There is nothing like computer-assisted post-mortem analysis of your chess games to get you back to reality about the potential of your brain: the computer sees so much more than you do, and so much quicker, that you can't help throwing your hands up sometimes.
It is the case of the game I played yesterday during a team chess match in Cavarzere. My team won the match 3-1, but I only drew my own game. Upon getting back home and checking an opening book, I was satisfied to see that I had found all the right moves in a opening variation unknown to me. But then I looked a bit further using a chess program, and was astounded by the tactical variation it immediately spotted (well, after six seconds to be precise). The position arises after the first few moves of a 4-pawns attack in the Alechin defence:
T.Dorigo - M.Boscolo
Cavarzere, March 18th 2012
1.e4, Nf6; 2.e5, Nd5; 3.d4, d6; 4.c4, Nb6; 5.f4, dxe5; 6.fxe5, c5; 7.d5, e6; 8.Nc3, exd5; 9.cxd5, c4; 10. Nf3, Bb4; 11.Bg5, Bxc3+; 12.bxc3, Qxd5; 13.Qxd5, Nxd5; 14.0-0-0, Ne7; 15.Bxc4, Nbc6; 16.Rf1, h6?;

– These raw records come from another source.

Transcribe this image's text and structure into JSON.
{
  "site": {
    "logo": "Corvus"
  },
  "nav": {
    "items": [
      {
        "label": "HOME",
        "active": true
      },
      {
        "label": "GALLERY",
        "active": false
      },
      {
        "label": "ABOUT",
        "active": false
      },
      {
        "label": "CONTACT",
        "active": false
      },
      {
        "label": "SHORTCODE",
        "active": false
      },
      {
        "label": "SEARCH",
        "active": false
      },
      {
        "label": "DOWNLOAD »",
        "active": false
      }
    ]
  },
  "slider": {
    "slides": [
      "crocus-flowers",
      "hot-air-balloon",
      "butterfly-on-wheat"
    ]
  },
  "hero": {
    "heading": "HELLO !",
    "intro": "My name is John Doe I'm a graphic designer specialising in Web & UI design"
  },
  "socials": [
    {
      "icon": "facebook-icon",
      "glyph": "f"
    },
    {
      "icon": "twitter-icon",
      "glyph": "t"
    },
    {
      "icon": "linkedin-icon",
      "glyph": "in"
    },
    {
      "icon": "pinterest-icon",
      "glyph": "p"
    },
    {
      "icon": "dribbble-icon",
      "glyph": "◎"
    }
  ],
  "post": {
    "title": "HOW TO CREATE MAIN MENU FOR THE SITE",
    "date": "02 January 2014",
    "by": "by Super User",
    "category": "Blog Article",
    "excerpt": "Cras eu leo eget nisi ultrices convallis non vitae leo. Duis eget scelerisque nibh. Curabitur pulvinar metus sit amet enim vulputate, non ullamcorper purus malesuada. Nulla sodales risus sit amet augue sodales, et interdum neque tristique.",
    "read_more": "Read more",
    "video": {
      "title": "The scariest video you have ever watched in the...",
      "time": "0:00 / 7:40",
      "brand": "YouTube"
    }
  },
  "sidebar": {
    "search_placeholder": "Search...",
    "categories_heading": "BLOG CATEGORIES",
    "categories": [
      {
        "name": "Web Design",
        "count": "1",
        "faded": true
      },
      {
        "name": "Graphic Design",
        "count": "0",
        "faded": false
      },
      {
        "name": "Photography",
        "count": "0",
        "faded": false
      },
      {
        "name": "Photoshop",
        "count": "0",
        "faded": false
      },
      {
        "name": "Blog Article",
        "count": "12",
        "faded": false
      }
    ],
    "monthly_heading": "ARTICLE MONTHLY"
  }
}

The position after the 16th black move is shown below. If you are going to try and find the correct continuation, do not scroll down...
Here I did have the feeling I had to exploit the development advantage, but failed to see how I could put to work the two motives I had myself created on the board - namely, the weakness of f7 and the weakness of black's eight rank. So I just played 17.Be3, planning to re-route the bishop to c5. I obtained a slight edge but later, as the three other games of the team match ended 2.5/0.5 in our favor, I was led to agree to a draw without trying to squeeze a win. Instead, there was a move that would bring an immediate decisive advantage to white. Can you see it ?
White should now play 17.Nd4!!, disregarding the attacked Bg5. Of course if 17.... hxg5 white wins easily by 18.Bxf7+, Kf8; 19.Be6+,Ke8; with the terrible 20.Nb5!, when black is powerless.
Less obvious, however, is the right path on 17...Nxe5, which defends f7 and attacks the Bc4. But there again, the weakness of black's dark squares tells: 18.Nb5! (threatening Nc7 and mate with Rd8). Here black has a choice: hxg5, Nxc4, Nbc6, Bg4; unfortunately, all lose. Let's see how:
A) 18...., hxg5 (Nxc4); 19.Nc7+, Kf8; 20.Rd8 mate explicitates white's main idea.
B) 18...., Nbc6; 19.Nd6+, Kf8; 20.Nxf7!, Nxc4; 21.Tde1!! (not an easy move to see), Be6; 22.Rxe6, Kg8; 23.Nxh8, Kxh8; 24.Bh4, and wins;
C) 18...., Bg4; 19.Nd6+, Kf8; 20.Nxf7!, Nxc4; 21.Nxh6+, Nf5; 22.Nxg4, g6; 23.Rd7, with a crushing attack.
Further, one could question what would be the continuation if instead of 17....Nxe5 black chose 17...., 0-0. In that case, too, white gets a winning position:
18.Bxe7, Nxe7; 19.Rxf7!, Rxf7; 20.Rf1, Bf5; 21.Nxf5, Kf8; 22.Bxf7, Kxf7; 23.Nd4+!, and white remains with a pawn up in a superior ending, where only technical problems remain to be solved.
Did you see 17.Nd4 before looking at my text above ? Of course even if you did you had a simpler task than the one I faced during the game, when nobody was telling me to look very carefully to the position after 16....h6. But I think it is still not an easy move to see, in particular in conjunction with the complex variations that may arise after 17....Nxe5. Once one saw the idea of Nd4-b5, however, one would sit on the position until everything was clear...
The Move I Did Not Find